### Task to carry out
For every entry below, give it back exactly and leave out any image.

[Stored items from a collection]
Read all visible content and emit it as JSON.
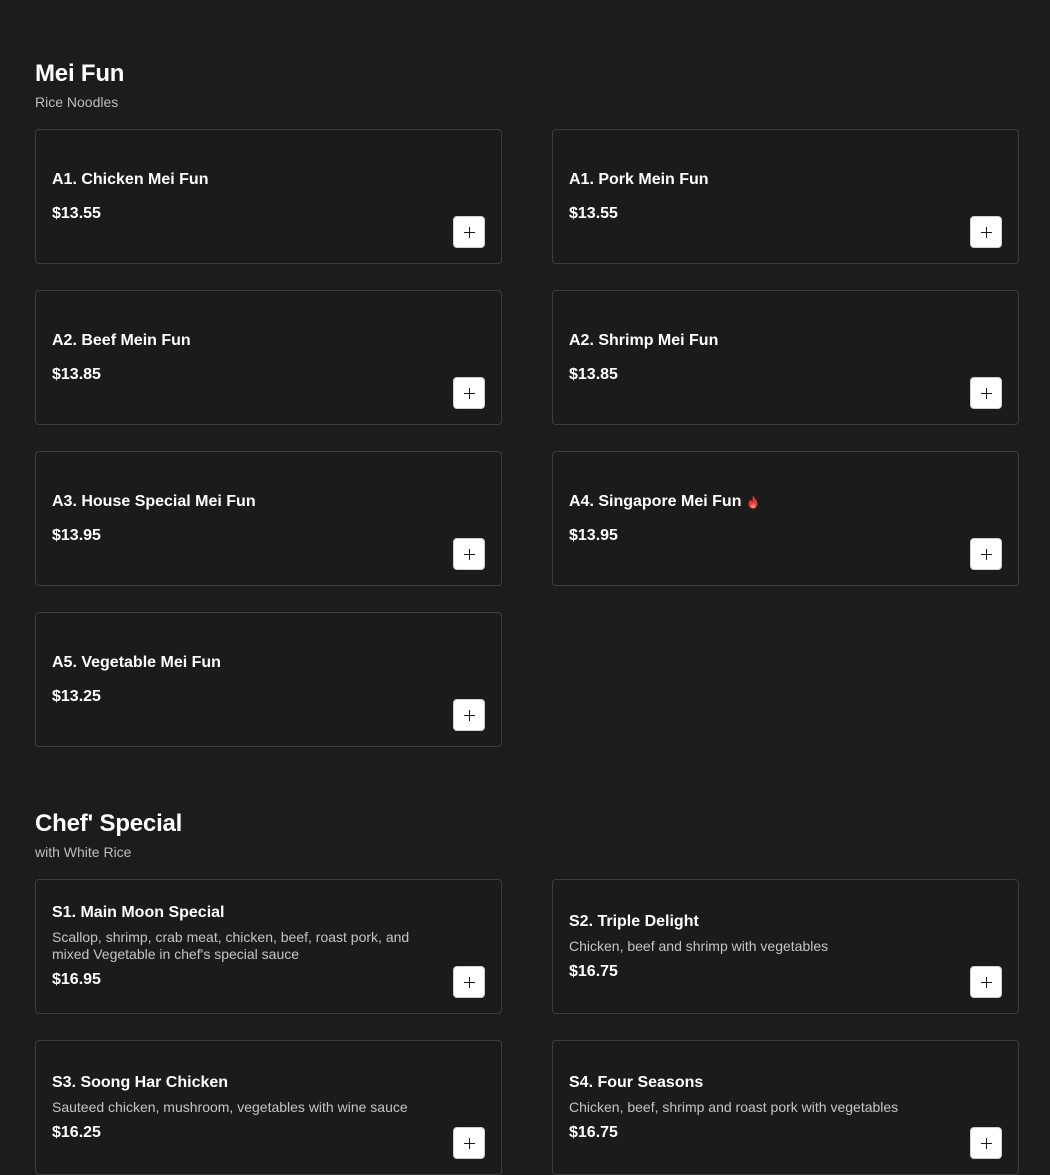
{
  "colors": {
    "background": "#1c1c1c",
    "card_border": "#3c3c3c",
    "text": "#ffffff",
    "subtext": "#c4c4c4",
    "add_button": "#ffffff",
    "spicy": "#e53935"
  },
  "sections": [
    {
      "title": "Mei Fun",
      "subtitle": "Rice Noodles",
      "items": [
        {
          "name": "A1. Chicken Mei Fun",
          "price": "$13.55"
        },
        {
          "name": "A1. Pork Mein Fun",
          "price": "$13.55"
        },
        {
          "name": "A2. Beef Mein Fun",
          "price": "$13.85"
        },
        {
          "name": "A2. Shrimp Mei Fun",
          "price": "$13.85"
        },
        {
          "name": "A3. House Special Mei Fun",
          "price": "$13.95"
        },
        {
          "name": "A4. Singapore Mei Fun",
          "price": "$13.95",
          "icon": "spicy-flame-icon"
        },
        {
          "name": "A5. Vegetable Mei Fun",
          "price": "$13.25"
        }
      ]
    },
    {
      "title": "Chef' Special",
      "subtitle": "with White Rice",
      "items": [
        {
          "name": "S1. Main Moon Special",
          "description": "Scallop, shrimp, crab meat, chicken, beef, roast pork, and mixed Vegetable in chef's special sauce",
          "price": "$16.95"
        },
        {
          "name": "S2. Triple Delight",
          "description": "Chicken, beef and shrimp with vegetables",
          "price": "$16.75"
        },
        {
          "name": "S3. Soong Har Chicken",
          "description": "Sauteed chicken, mushroom, vegetables with wine sauce",
          "price": "$16.25"
        },
        {
          "name": "S4. Four Seasons",
          "description": "Chicken, beef, shrimp and roast pork with vegetables",
          "price": "$16.75"
        }
      ]
    }
  ]
}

### Response below
Read all visible content and emit it as JSON.
{
  "colors": {
    "background": "#1c1c1c",
    "card_border": "#3c3c3c",
    "text": "#ffffff",
    "subtext": "#c4c4c4",
    "add_button": "#ffffff",
    "spicy": "#e53935"
  },
  "sections": [
    {
      "title": "Mei Fun",
      "subtitle": "Rice Noodles",
      "items": [
        {
          "name": "A1. Chicken Mei Fun",
          "price": "$13.55"
        },
        {
          "name": "A1. Pork Mein Fun",
          "price": "$13.55"
        },
        {
          "name": "A2. Beef Mein Fun",
          "price": "$13.85"
        },
        {
          "name": "A2. Shrimp Mei Fun",
          "price": "$13.85"
        },
        {
          "name": "A3. House Special Mei Fun",
          "price": "$13.95"
        },
        {
          "name": "A4. Singapore Mei Fun",
          "price": "$13.95",
          "icon": "spicy-flame-icon"
        },
        {
          "name": "A5. Vegetable Mei Fun",
          "price": "$13.25"
        }
      ]
    },
    {
      "title": "Chef' Special",
      "subtitle": "with White Rice",
      "items": [
        {
          "name": "S1. Main Moon Special",
          "description": "Scallop, shrimp, crab meat, chicken, beef, roast pork, and mixed Vegetable in chef's special sauce",
          "price": "$16.95"
        },
        {
          "name": "S2. Triple Delight",
          "description": "Chicken, beef and shrimp with vegetables",
          "price": "$16.75"
        },
        {
          "name": "S3. Soong Har Chicken",
          "description": "Sauteed chicken, mushroom, vegetables with wine sauce",
          "price": "$16.25"
        },
        {
          "name": "S4. Four Seasons",
          "description": "Chicken, beef, shrimp and roast pork with vegetables",
          "price": "$16.75"
        }
      ]
    }
  ]
}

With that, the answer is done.